However, the top services that students want colleges to create or invest more in include developing a résumé (69%), career exploration (67%), getting an internship (62%), and a rather lengthy list of specific job preparation services including mock interviews, professional headshots, choosing an appropriate interview outfit, and guidance on workplace norms. The specificity of these requests—and the gap between students who want them and students who actually receive that help in their career center—indicates that colleges have a strong roadmap before them if they want to improve their services.

5. Offer career readiness as a for-credit part of the educational program.

The list of students’ career support requests offers another clue as to how community colleges could bolster the career readiness of their programs: offering a for-credit course as part of their program. This would have exceptional benefits for first-generation college students and for immigrant students, both of which are groups in need of cultural support to navigate the professional world once they graduate.

6. Devote marketing efforts to increasing awareness of career readiness programs.

Finally, once you have created a fully developed career readiness program, it’s time to market that program to the students who most need to hear about it. Informational marketing resources can help further your career readiness goals in several ways:

  • Marketing to prospective students can highlight your career support and raise enrollment among students who might otherwise doubt the ability of your program to help them find a job.
  • Professors can keep print resources on hand in class and pass them out to students who have questions about careers.
  • The resources themselves can educate students by answering top questions and serving as a guide that students can keep on hand when looking for career opportunities.

Aperture Content Marketing can be the marketing support you need.

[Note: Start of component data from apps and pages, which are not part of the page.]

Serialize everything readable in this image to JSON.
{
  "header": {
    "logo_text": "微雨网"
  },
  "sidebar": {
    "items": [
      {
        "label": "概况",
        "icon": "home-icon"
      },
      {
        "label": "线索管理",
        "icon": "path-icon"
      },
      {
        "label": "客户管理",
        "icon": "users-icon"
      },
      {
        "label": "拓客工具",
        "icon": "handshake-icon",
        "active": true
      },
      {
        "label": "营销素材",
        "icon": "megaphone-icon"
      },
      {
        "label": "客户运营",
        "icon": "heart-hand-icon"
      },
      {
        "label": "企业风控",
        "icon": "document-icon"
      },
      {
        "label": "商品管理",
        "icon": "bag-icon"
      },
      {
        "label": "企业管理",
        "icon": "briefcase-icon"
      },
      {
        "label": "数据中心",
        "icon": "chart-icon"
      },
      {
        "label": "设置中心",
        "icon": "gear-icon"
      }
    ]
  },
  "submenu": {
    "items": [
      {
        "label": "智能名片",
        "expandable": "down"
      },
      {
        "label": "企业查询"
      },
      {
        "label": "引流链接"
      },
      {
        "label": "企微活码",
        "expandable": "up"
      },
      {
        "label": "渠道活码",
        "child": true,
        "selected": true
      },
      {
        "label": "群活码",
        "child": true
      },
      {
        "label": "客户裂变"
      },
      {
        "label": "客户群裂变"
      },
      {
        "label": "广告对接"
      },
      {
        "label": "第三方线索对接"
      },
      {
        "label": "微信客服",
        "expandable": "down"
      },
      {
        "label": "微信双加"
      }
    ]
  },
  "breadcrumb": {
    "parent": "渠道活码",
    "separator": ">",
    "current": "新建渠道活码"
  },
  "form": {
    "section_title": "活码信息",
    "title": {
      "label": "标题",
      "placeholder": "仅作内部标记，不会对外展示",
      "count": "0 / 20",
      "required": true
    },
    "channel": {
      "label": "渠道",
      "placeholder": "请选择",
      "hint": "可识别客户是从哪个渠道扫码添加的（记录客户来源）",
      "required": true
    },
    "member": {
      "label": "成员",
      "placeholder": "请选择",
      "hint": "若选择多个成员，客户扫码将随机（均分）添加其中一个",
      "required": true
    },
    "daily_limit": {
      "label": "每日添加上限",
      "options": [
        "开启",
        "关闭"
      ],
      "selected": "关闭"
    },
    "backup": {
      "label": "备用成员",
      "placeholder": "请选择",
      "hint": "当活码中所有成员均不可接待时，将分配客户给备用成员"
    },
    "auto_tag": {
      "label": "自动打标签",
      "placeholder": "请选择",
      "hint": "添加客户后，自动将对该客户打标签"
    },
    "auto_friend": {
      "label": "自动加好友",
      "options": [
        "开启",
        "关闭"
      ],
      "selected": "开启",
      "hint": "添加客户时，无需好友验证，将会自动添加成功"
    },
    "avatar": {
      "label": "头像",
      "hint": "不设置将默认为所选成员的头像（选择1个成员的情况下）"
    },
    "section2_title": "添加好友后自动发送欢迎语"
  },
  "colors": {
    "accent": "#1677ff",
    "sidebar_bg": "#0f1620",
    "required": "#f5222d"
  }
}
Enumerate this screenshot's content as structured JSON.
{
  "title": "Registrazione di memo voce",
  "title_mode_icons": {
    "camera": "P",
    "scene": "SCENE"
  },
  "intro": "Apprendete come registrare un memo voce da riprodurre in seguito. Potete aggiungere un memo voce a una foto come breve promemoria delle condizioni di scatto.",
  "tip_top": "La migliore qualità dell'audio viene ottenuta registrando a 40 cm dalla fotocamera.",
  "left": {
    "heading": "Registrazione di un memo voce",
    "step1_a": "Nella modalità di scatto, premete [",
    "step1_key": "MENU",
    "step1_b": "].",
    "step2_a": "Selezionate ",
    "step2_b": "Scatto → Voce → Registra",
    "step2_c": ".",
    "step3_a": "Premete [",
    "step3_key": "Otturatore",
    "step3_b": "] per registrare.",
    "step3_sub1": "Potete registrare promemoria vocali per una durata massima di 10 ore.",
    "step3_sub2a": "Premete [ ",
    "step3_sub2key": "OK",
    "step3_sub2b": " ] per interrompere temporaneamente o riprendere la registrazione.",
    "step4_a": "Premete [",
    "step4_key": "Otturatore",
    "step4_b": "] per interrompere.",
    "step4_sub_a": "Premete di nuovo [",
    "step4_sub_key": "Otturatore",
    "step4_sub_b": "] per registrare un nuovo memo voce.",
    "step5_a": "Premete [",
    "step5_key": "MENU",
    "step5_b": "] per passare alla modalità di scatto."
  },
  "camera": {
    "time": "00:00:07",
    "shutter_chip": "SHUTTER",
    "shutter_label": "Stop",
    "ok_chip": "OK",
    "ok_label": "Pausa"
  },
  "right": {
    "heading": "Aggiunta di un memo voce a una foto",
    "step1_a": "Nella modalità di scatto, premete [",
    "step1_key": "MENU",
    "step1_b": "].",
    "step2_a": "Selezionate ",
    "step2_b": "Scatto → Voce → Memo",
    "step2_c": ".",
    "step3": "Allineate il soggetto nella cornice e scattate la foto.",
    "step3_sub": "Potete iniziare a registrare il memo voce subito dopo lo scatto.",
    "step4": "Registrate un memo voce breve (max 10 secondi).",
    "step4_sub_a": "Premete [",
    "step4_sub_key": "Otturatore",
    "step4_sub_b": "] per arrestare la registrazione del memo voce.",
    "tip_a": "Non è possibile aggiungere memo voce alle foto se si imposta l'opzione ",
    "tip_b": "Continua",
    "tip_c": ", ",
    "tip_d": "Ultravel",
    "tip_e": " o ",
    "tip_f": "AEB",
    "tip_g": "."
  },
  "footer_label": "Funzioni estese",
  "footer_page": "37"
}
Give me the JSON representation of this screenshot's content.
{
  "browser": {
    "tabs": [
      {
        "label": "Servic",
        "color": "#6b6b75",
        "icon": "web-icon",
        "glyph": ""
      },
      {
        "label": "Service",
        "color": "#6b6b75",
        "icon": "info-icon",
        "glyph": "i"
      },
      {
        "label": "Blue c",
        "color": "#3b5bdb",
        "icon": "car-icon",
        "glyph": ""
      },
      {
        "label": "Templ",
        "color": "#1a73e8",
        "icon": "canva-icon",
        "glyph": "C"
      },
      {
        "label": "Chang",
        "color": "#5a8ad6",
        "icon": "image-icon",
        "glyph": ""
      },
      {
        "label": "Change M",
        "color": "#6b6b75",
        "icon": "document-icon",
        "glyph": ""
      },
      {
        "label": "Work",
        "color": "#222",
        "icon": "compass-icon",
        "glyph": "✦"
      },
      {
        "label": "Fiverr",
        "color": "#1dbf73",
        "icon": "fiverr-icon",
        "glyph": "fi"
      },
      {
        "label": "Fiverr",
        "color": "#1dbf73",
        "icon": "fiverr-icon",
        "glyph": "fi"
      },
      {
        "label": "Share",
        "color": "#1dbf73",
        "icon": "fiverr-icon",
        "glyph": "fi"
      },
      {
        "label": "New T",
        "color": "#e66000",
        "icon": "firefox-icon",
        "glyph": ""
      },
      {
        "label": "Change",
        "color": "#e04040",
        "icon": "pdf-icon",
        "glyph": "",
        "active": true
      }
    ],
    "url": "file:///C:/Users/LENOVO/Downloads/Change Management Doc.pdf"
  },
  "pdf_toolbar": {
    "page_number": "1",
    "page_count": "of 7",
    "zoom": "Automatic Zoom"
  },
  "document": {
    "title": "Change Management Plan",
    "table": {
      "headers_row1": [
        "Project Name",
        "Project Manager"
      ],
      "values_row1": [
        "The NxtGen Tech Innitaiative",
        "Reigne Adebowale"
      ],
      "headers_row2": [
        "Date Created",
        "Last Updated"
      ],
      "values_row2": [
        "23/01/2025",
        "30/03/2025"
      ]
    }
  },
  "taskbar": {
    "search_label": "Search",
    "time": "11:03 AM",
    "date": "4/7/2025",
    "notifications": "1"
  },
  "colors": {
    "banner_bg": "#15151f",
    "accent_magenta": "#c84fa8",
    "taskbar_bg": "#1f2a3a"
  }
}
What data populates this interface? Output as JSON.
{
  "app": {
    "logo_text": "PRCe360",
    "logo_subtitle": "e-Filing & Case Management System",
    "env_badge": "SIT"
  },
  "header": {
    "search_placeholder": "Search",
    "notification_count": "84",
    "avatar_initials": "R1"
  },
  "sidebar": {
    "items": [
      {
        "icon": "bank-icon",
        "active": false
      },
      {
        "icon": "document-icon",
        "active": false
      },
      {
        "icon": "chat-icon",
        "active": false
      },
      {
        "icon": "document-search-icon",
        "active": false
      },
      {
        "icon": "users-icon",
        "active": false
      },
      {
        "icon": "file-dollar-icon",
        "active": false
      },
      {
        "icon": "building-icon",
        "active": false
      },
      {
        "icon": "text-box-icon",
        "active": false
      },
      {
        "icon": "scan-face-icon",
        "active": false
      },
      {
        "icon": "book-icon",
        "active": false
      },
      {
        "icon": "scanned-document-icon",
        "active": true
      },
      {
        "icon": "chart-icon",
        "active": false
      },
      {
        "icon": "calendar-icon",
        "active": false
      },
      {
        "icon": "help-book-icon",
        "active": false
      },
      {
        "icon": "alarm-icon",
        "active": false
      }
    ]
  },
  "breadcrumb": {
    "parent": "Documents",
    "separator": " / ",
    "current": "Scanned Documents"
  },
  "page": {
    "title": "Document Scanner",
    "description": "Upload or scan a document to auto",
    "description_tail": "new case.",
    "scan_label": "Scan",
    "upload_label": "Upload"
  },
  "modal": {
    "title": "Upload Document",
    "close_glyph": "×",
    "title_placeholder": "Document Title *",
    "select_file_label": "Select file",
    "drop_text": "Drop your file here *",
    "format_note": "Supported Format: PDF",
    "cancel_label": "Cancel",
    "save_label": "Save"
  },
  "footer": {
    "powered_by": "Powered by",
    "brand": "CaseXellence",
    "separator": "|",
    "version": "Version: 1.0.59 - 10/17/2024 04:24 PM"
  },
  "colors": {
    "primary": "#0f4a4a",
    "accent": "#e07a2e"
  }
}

Many community colleges are implementing programs similar to the ones described above, but struggle to market them due to the limitations of their team and a lack of resources needed to fully move these initiatives forward. At Aperture Content Marketing, we offer the support your marketing department needs to get its message to your students.

We provide community colleges with a full library of researched articles on various career programs that your team can edit to match your programs and your local job market, and our multichannel marketing platform helps community colleges distribute that information across social media, on a customizable microsite, and through direct mail. Contact us today to learn more about how we can place critical career readiness information in the hands of your prospective students.